“The reason why we wanted to do acoustic songs is because we wanted to make sure that our ideas were very clearly expressed and weren’t being misconstrued. Again, we thought the acoustic medium was a good way of achieving this. Then there’s the three cover songs [at the end of the album], like the John Lennon song that was written when Nixon was getting impeached and now, we have a debate over whether Trump is going to be impeached and it kind of explores what we’re looking for from our political and social leaders. Lies and distrust are not what we’re looking for.”
Needless to say, the parallels with Nixon weren’t the only observations that Anti-Flag has been looking to emphasize when it comes their country’s current government. However, while he is certainly the focal point of a lot of the band’s criticism, the album trilogy addresses issues stretching beyond the spectre of Trump.

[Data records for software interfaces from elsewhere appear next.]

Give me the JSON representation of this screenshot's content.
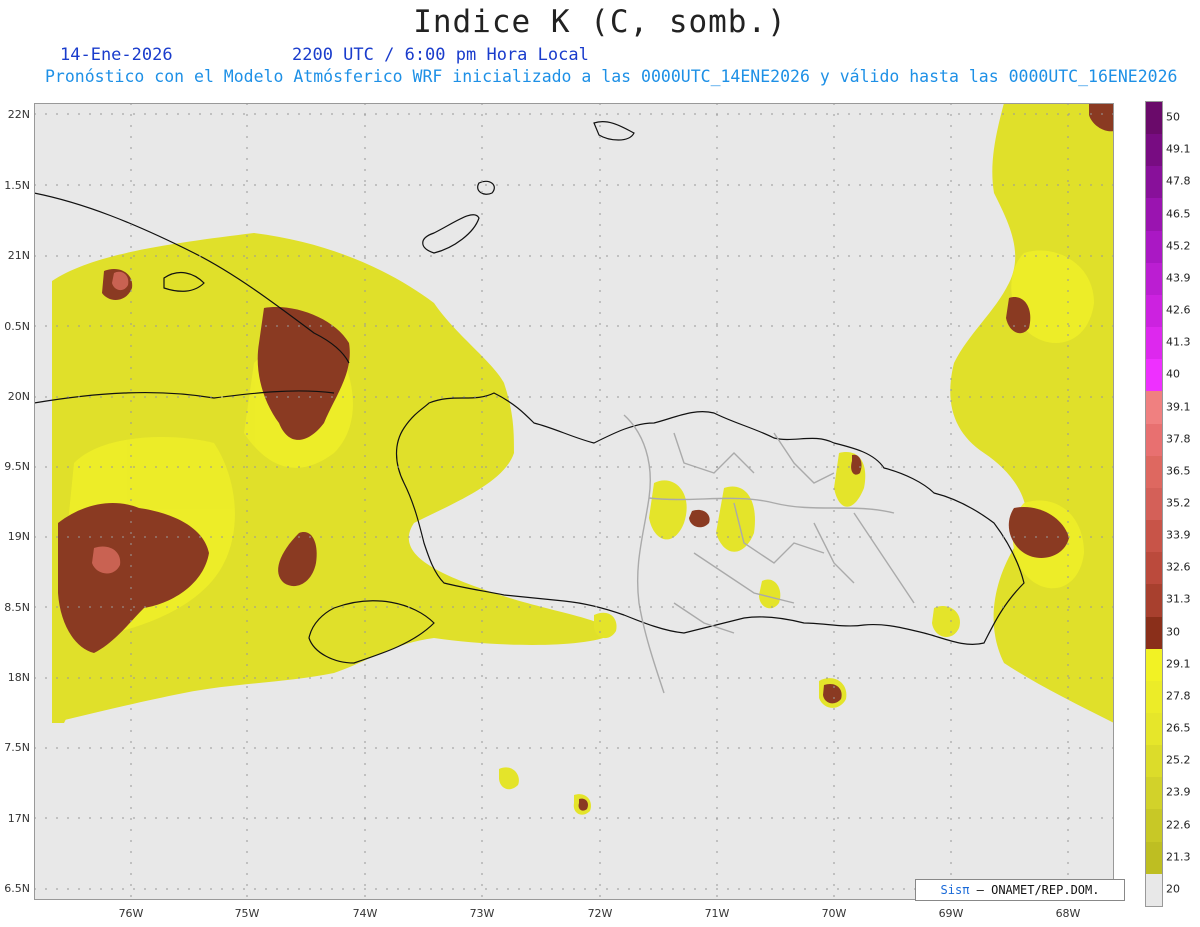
{
  "header": {
    "title": "Indice K (C, somb.)",
    "date": "14-Ene-2026",
    "time": "2200 UTC / 6:00 pm Hora Local",
    "subtitle": "Pronóstico con el Modelo Atmósferico WRF inicializado a las 0000UTC_14ENE2026 y válido hasta las  0000UTC_16ENE2026"
  },
  "map": {
    "lat_labels": [
      "22N",
      "1.5N",
      "21N",
      "0.5N",
      "20N",
      "9.5N",
      "19N",
      "8.5N",
      "18N",
      "7.5N",
      "17N",
      "6.5N"
    ],
    "lon_labels": [
      "76W",
      "75W",
      "74W",
      "73W",
      "72W",
      "71W",
      "70W",
      "69W",
      "68W"
    ],
    "lat_range": [
      16.5,
      22
    ],
    "lon_range": [
      -76.7,
      -67.6
    ]
  },
  "colorbar": {
    "labels": [
      "50",
      "49.1",
      "47.8",
      "46.5",
      "45.2",
      "43.9",
      "42.6",
      "41.3",
      "40",
      "39.1",
      "37.8",
      "36.5",
      "35.2",
      "33.9",
      "32.6",
      "31.3",
      "30",
      "29.1",
      "27.8",
      "26.5",
      "25.2",
      "23.9",
      "22.6",
      "21.3",
      "20"
    ],
    "colors": [
      "#6a0a6a",
      "#780c82",
      "#88109a",
      "#9a14b0",
      "#aa18c4",
      "#bb1ed2",
      "#cc22e0",
      "#dd28ee",
      "#ee30ff",
      "#f08080",
      "#e87070",
      "#de6860",
      "#d46058",
      "#c85448",
      "#bb4a3c",
      "#a8402e",
      "#8a2f1a",
      "#f2f224",
      "#ecec28",
      "#e6e62a",
      "#dcdc2a",
      "#d2d22a",
      "#c8c826",
      "#bebe22",
      "#e8e8e8"
    ]
  },
  "credit": {
    "sis": "Sisπ",
    "text": " – ONAMET/REP.DOM."
  }
}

“As an example, Donald Trump is the president of the US right now and he’s a complete piece of shit, but he is just a symptom of a much bigger problem of racism and fear of others. Just the fact that he is president is a horrible thing, we need to stop him and we need to get rid of the guy cause he’s a piece of shit but we also have to look beyond that and see the reasons why that’s happening in the first place. We can’t ignore the fact that even if we got rid of Trump we’d still have these problems. […] Through our music we’re also trying to say that there’s other things going on than just the guy at the top, there’s things festering underneath that put him there and we need to talk about it. Songs like ‘Racist’ deal with the idea that just because you don’t think you’re a racist or perpetuating those ideas doesn’t mean you’re not opposed to different points of view around you that lead you towards racist tendencies.”
Yet while Anti-Flag have put so much energy into recording their songs in a way that more directly emphasizes these social critiques, fans of the band may have to wait a while before they can hear the newly released acoustic versions in a live setting. A lot of that is a consequence of the band’s desire to satisfy their audience’s expectations of what the Anti-Flag live experience should be.

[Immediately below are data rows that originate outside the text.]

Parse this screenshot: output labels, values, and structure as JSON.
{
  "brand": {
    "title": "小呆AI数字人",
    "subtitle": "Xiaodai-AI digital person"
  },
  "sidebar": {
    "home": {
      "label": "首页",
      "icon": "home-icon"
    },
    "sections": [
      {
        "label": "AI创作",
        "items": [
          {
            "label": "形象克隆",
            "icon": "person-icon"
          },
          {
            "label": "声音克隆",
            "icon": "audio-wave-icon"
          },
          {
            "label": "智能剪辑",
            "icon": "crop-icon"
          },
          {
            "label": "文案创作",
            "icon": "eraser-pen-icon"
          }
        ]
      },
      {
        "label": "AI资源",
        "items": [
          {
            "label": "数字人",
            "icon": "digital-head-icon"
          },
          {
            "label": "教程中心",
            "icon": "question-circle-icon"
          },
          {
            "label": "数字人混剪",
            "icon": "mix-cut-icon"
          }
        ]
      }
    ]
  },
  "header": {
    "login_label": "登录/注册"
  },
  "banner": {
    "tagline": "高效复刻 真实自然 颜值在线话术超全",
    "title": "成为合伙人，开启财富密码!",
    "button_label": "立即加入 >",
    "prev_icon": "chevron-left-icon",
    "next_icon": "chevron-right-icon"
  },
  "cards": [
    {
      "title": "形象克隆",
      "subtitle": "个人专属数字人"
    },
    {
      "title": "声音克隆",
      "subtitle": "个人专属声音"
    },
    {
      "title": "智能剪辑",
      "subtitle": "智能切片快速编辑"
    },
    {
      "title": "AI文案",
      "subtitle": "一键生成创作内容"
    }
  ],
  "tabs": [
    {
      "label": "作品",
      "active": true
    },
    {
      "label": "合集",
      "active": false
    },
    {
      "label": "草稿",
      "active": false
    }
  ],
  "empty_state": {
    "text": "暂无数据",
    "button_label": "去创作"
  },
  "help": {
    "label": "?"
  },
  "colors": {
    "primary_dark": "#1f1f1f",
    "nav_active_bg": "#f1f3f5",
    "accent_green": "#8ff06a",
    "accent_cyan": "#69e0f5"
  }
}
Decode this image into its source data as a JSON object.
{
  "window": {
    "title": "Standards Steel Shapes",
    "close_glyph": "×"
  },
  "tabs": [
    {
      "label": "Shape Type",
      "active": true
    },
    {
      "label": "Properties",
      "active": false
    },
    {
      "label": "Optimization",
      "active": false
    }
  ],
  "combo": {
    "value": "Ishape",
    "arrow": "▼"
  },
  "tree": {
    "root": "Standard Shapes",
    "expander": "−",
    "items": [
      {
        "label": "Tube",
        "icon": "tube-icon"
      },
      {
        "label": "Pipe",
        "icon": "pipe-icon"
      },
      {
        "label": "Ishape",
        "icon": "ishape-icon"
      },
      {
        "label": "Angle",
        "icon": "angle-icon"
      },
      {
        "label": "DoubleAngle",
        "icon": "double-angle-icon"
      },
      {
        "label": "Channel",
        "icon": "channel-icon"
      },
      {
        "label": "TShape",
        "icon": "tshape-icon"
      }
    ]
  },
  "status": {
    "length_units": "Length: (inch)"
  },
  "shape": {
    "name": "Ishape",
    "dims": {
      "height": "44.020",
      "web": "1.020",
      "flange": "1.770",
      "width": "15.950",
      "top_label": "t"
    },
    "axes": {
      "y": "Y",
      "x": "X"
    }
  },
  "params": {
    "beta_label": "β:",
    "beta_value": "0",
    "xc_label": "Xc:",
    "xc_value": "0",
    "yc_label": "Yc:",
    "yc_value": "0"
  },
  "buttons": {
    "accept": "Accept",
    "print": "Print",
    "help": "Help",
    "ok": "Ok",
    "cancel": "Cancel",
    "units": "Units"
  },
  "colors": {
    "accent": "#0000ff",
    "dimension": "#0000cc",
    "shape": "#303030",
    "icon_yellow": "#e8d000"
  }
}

“We haven’t (played the new acoustic versions) yet. It’s pretty interesting actually because after hearing the record, a lot of fans asked us if we were going to do an acoustic tour and we didn’t really think about it but a lot of people asked us so maybe we will in the future. Right now, we’re on a full-blown rock tour so we’re not playing any of the songs acoustically yet. I was sort of surprised that people were so interested in an acoustic only tour and so that might be happening in the near future!”

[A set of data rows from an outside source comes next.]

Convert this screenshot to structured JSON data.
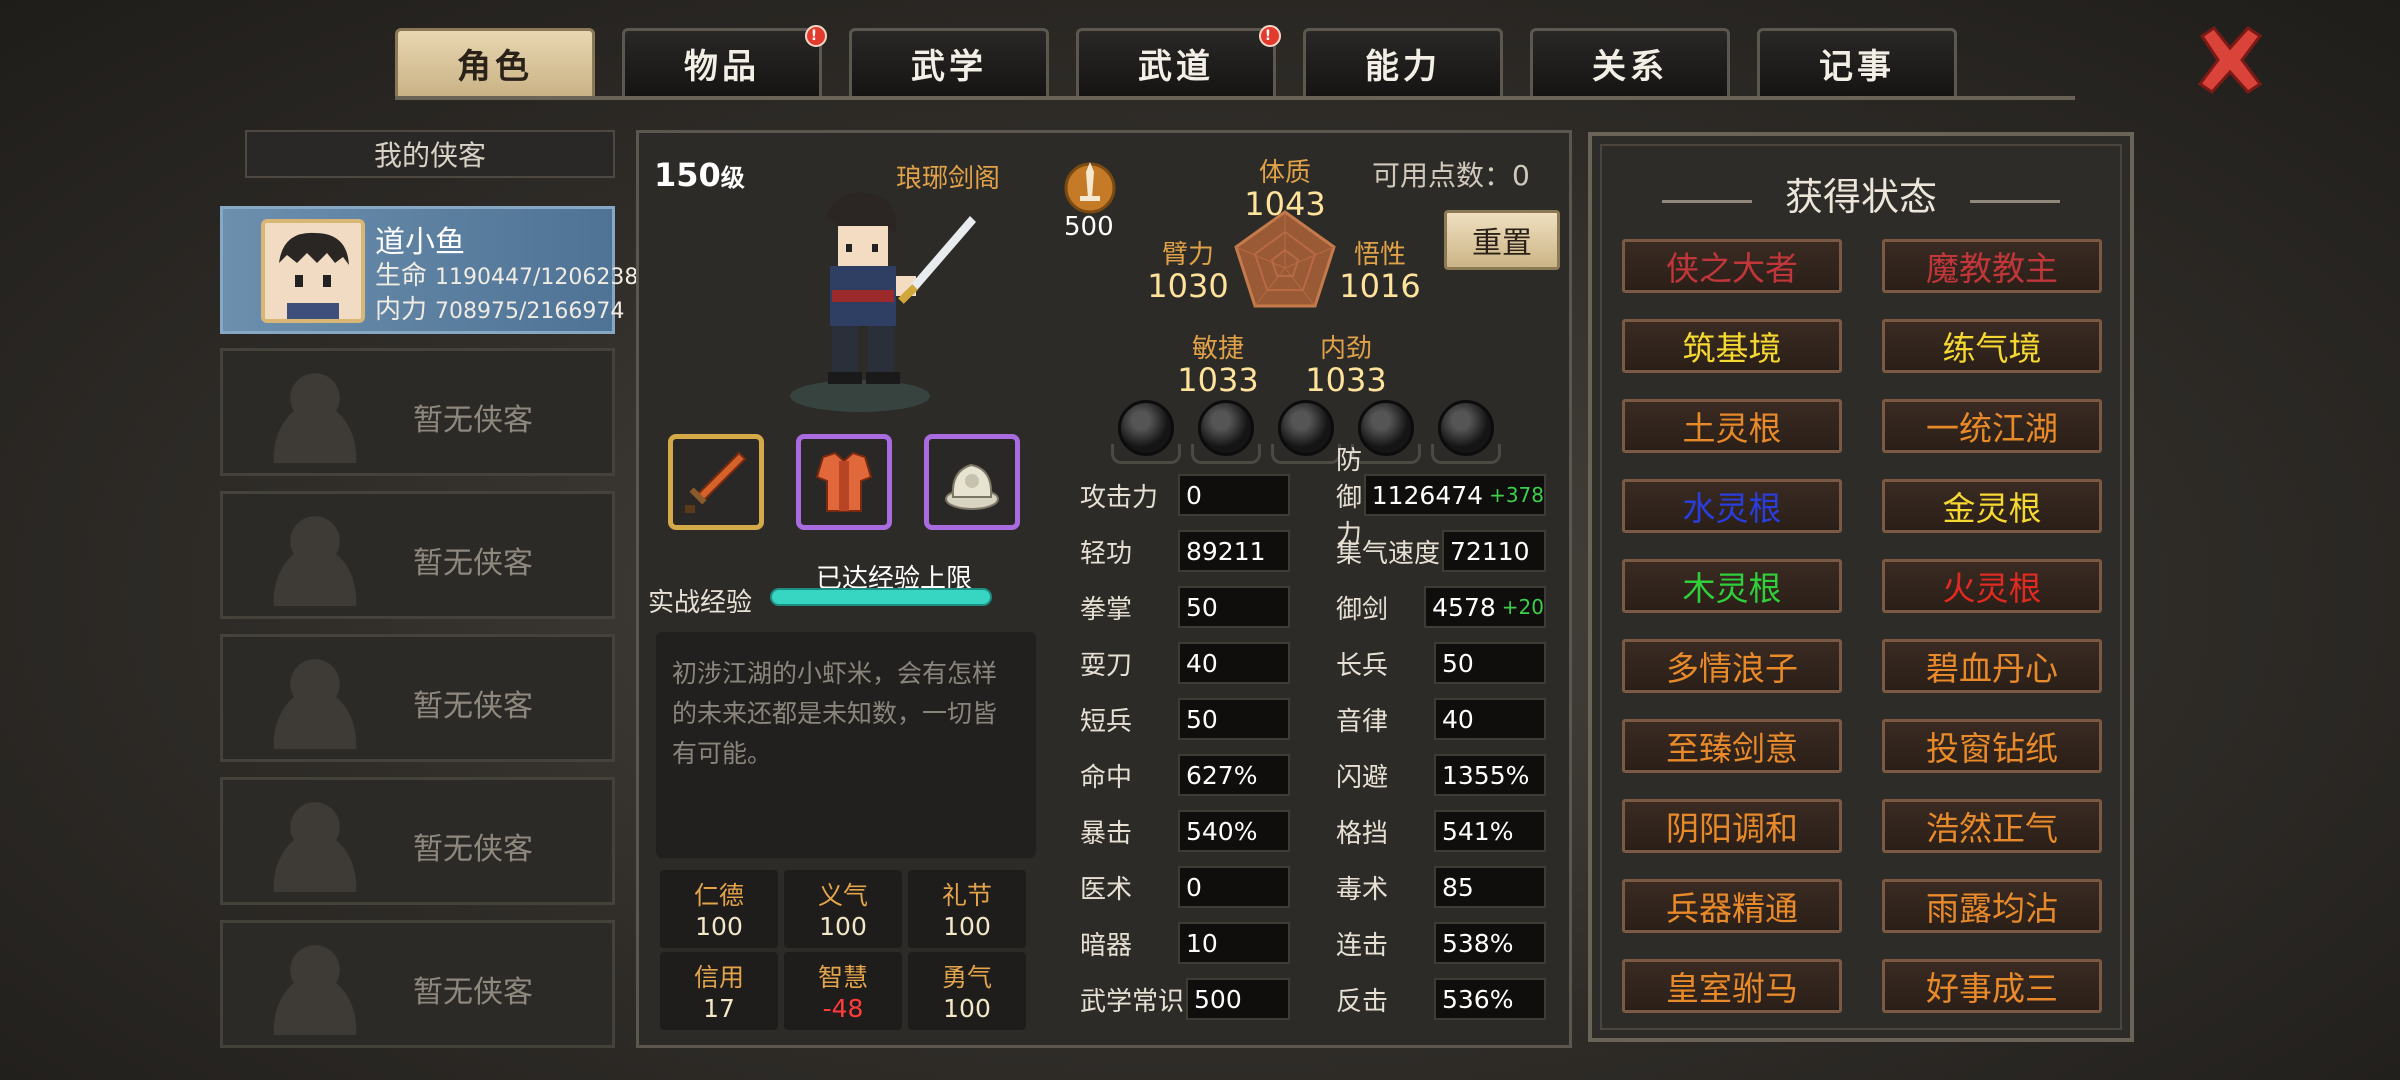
{
  "tabs": [
    {
      "label": "角色",
      "active": true,
      "alert": false
    },
    {
      "label": "物品",
      "active": false,
      "alert": true
    },
    {
      "label": "武学",
      "active": false,
      "alert": false
    },
    {
      "label": "武道",
      "active": false,
      "alert": true
    },
    {
      "label": "能力",
      "active": false,
      "alert": false
    },
    {
      "label": "关系",
      "active": false,
      "alert": false
    },
    {
      "label": "记事",
      "active": false,
      "alert": false
    }
  ],
  "alert_mark": "!",
  "list": {
    "title": "我的侠客",
    "hero": {
      "name": "道小鱼",
      "hp_label": "生命",
      "hp_value": "1190447/1206238",
      "mp_label": "内力",
      "mp_value": "708975/2166974"
    },
    "empty_label": "暂无侠客"
  },
  "character": {
    "level": "150",
    "level_unit": "级",
    "sect": "琅琊剑阁",
    "medal_value": "500",
    "points_label": "可用点数：0",
    "reset_label": "重置",
    "attributes": {
      "tizhi": {
        "name": "体质",
        "value": "1043"
      },
      "bili": {
        "name": "臂力",
        "value": "1030"
      },
      "wuxing": {
        "name": "悟性",
        "value": "1016"
      },
      "minjie": {
        "name": "敏捷",
        "value": "1033"
      },
      "neijin": {
        "name": "内劲",
        "value": "1033"
      }
    },
    "exp_label": "实战经验",
    "exp_status": "已达经验上限",
    "exp_fill": 1.0,
    "description": "初涉江湖的小虾米，会有怎样的未来还都是未知数，一切皆有可能。",
    "virtues": [
      {
        "name": "仁德",
        "value": "100",
        "negative": false
      },
      {
        "name": "义气",
        "value": "100",
        "negative": false
      },
      {
        "name": "礼节",
        "value": "100",
        "negative": false
      },
      {
        "name": "信用",
        "value": "17",
        "negative": false
      },
      {
        "name": "智慧",
        "value": "-48",
        "negative": true
      },
      {
        "name": "勇气",
        "value": "100",
        "negative": false
      }
    ]
  },
  "stats_left": [
    {
      "label": "攻击力",
      "value": "0"
    },
    {
      "label": "轻功",
      "value": "89211"
    },
    {
      "label": "拳掌",
      "value": "50"
    },
    {
      "label": "耍刀",
      "value": "40"
    },
    {
      "label": "短兵",
      "value": "50"
    },
    {
      "label": "命中",
      "value": "627%"
    },
    {
      "label": "暴击",
      "value": "540%"
    },
    {
      "label": "医术",
      "value": "0"
    },
    {
      "label": "暗器",
      "value": "10"
    },
    {
      "label": "武学常识",
      "value": "500"
    }
  ],
  "stats_right": [
    {
      "label": "防御力",
      "value": "1126474",
      "bonus": "+378"
    },
    {
      "label": "集气速度",
      "value": "72110",
      "bonus": ""
    },
    {
      "label": "御剑",
      "value": "4578",
      "bonus": "+20"
    },
    {
      "label": "长兵",
      "value": "50",
      "bonus": ""
    },
    {
      "label": "音律",
      "value": "40",
      "bonus": ""
    },
    {
      "label": "闪避",
      "value": "1355%",
      "bonus": ""
    },
    {
      "label": "格挡",
      "value": "541%",
      "bonus": ""
    },
    {
      "label": "毒术",
      "value": "85",
      "bonus": ""
    },
    {
      "label": "连击",
      "value": "538%",
      "bonus": ""
    },
    {
      "label": "反击",
      "value": "536%",
      "bonus": ""
    }
  ],
  "status_panel": {
    "title": "获得状态",
    "items": [
      {
        "label": "侠之大者",
        "color": "#c0363a"
      },
      {
        "label": "魔教教主",
        "color": "#c0363a"
      },
      {
        "label": "筑基境",
        "color": "#f5d830"
      },
      {
        "label": "练气境",
        "color": "#f5d830"
      },
      {
        "label": "土灵根",
        "color": "#e8892a"
      },
      {
        "label": "一统江湖",
        "color": "#e8892a"
      },
      {
        "label": "水灵根",
        "color": "#2a3ee0"
      },
      {
        "label": "金灵根",
        "color": "#f5d830"
      },
      {
        "label": "木灵根",
        "color": "#2fd03a"
      },
      {
        "label": "火灵根",
        "color": "#e02a22"
      },
      {
        "label": "多情浪子",
        "color": "#e8892a"
      },
      {
        "label": "碧血丹心",
        "color": "#e8892a"
      },
      {
        "label": "至臻剑意",
        "color": "#e8892a"
      },
      {
        "label": "投窗钻纸",
        "color": "#e8892a"
      },
      {
        "label": "阴阳调和",
        "color": "#e8892a"
      },
      {
        "label": "浩然正气",
        "color": "#e8892a"
      },
      {
        "label": "兵器精通",
        "color": "#e8892a"
      },
      {
        "label": "雨露均沾",
        "color": "#e8892a"
      },
      {
        "label": "皇室驸马",
        "color": "#e8892a"
      },
      {
        "label": "好事成三",
        "color": "#e8892a"
      }
    ]
  },
  "icons": {
    "close": "close-x-icon",
    "medal": "sword-medal-icon",
    "weapon": "sword-icon",
    "armor": "armor-icon",
    "accessory": "jade-seal-icon"
  }
}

While the band’s fanbase has pushed them towards experimenting with a more acoustic leaning set-list in the future, the band’s experience of playing acoustic renditions in the past has exposed them to a different side of their music.
“About four or five years ago we were in Spain and we were about to play a full-blown rock show at a big festival and they asked us to play a few acoustic songs, one of the songs was our old song ‘This Is The End’ and, even though I’ve played it a hundred times, seeing the other guys do it in that setting and that medium had a whole different meaning for me.”
Thetic elaborated further that “When you play a song acoustically instead of with the big rock band, you’re serving a different god. When you’re a rock band it’s about the energy and conveying the emotion of the performance. The acoustic setting has a lot more subtlety to it and you get a lot more of the details you’d miss in the full-blown rock experience. The texts of the song are also emphasized. With the text of Anti-Flag songs there’s a point of view of the text that we’re trying to achieve something with, when the drums are going loud and fast sometimes that gets lost but when you hear it acoustically you get a chance to hear it in a new way.”
While the band have been busy touring with AFI and Rise Against, blasting ear drums with their typically uninhibited punk rock energy, the idea of a stripped back and pensive Anti-Flag live performance may one day become reality. Until then, we’ll have to make do with American Reckoning. It’s far from the worst consolation prize.